The second objection was cultural decontextualization. The experts thought the assessments are too individualistic and look at the offender with no reference to his community, says Shepherd. Nor do they take any account of discrimination, historical injustices, broken treaties, boarding school experiences, intergenerational trauma, PTSD or other factors that could influence a youth’s responses.
“Their third point was it doesn’t take into account cultural expressions of behavior. For example, ADHD is a risk factor in the assessment. There’s a potential for Native youth to score high on this because we are curious and our kids like to explore so we might be seen as not paying attention,” says Shepherd.
Nor do the assessments take into account how Indigenous Peoples express stress and what their coping mechanisms are. “For example, research shows that some minority groups are more likely to be diagnosed as having a lack of empathy in a risk assessment and that’s purely because in a white/non-white clinical interaction they might not use very much facial expression or they might suppress their emotions for whatever reason,” Shepherd explains.
“The final concern was that the instrument completely ignores cultural norms and practices. It doesn’t consider extended family arrangements and how supportive those can be. It doesn’t consider culturally-based child rearing practices. It doesn’t consider things like involvement in ceremony and how that’s a coping mechanism and also acts as sort of therapy,” Shepherd adds.
Overall, says Shepherd, “People in Indian country saw the risk assessments as being very negative. They would have preferred to see an instrument with a positive outcome—how can we develop a plan and help the youth rather than what we have now, which is clearly intended to justify punitive measures. They see law and order as something that can be achieved holistically where people can come together and work as a group to help the youth rather than labeling them as high risk [and isolating them].”
This phase of the research is expected to be published later this year.

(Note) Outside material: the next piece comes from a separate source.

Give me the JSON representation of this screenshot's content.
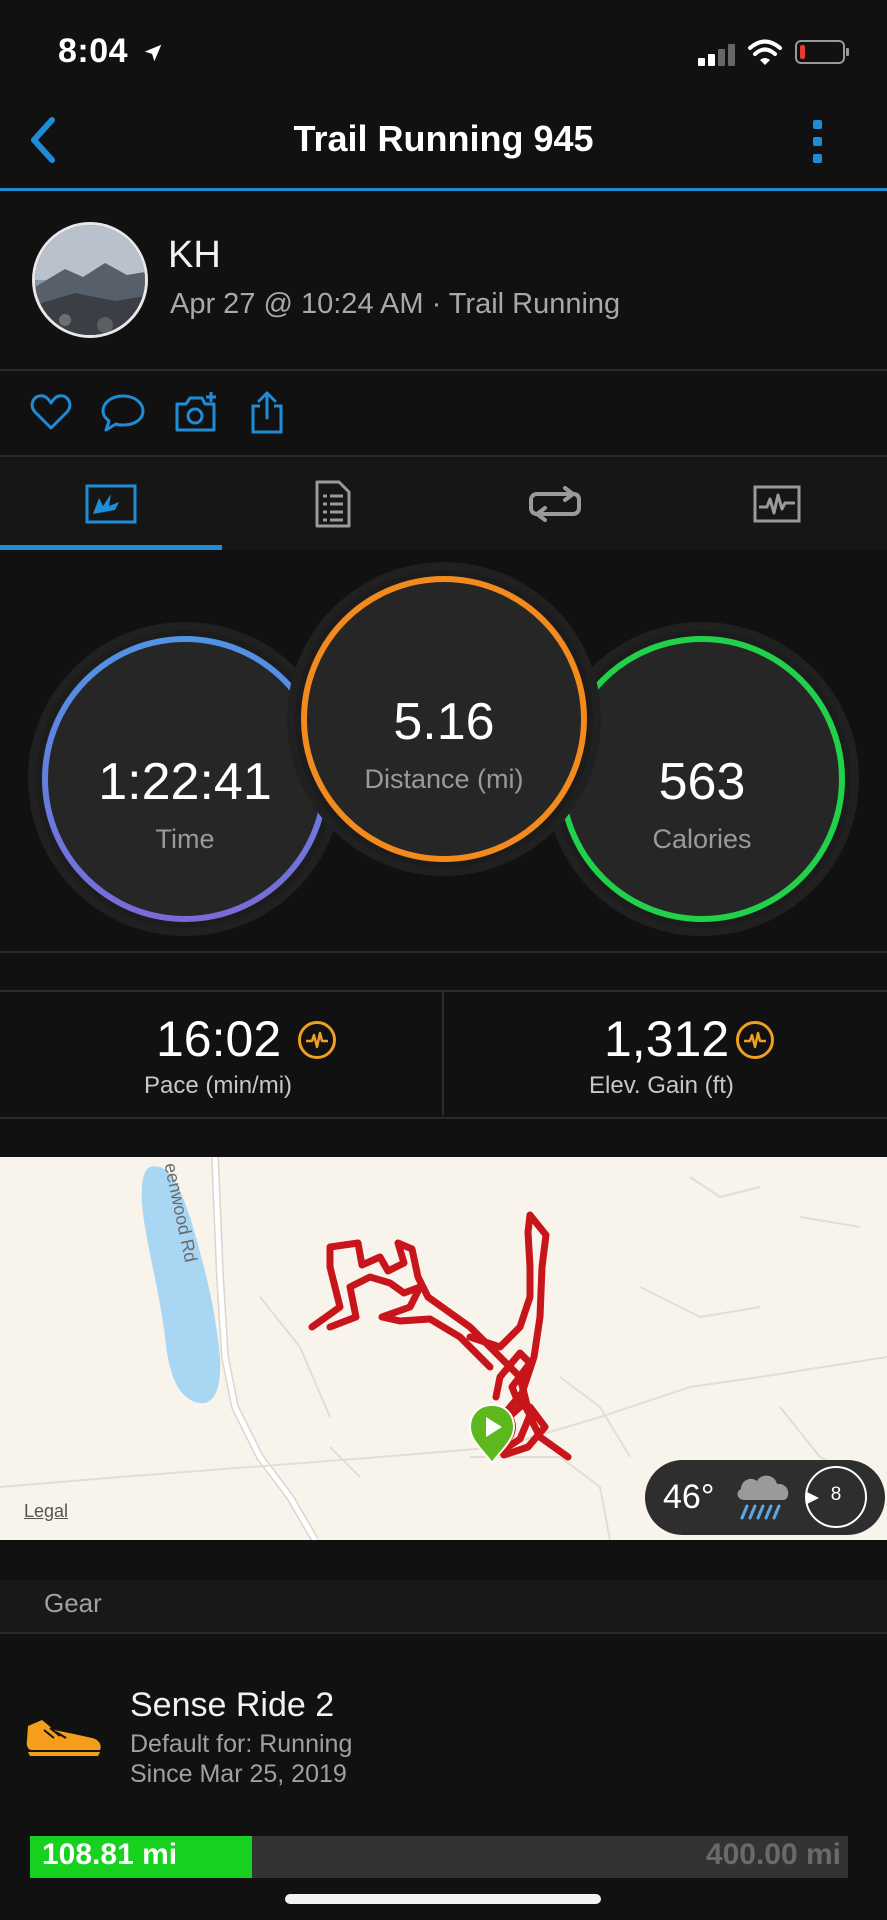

The next phase will be to look at how to improve risk assessments so they do not over identify Native American youth as potential criminals. “One outcome of this might be that more Native professionals are included in developing a measure that would be more accurate for American Indian youth and yield the best outcomes for them, for their communities and for law enforcement all at the same time,” Willis-Esqueda says.
“All scientific efforts must be exhausted to ensure our legal and mental health processes are comparably fair and comparably relevant and non discriminatory,” says Shepherd.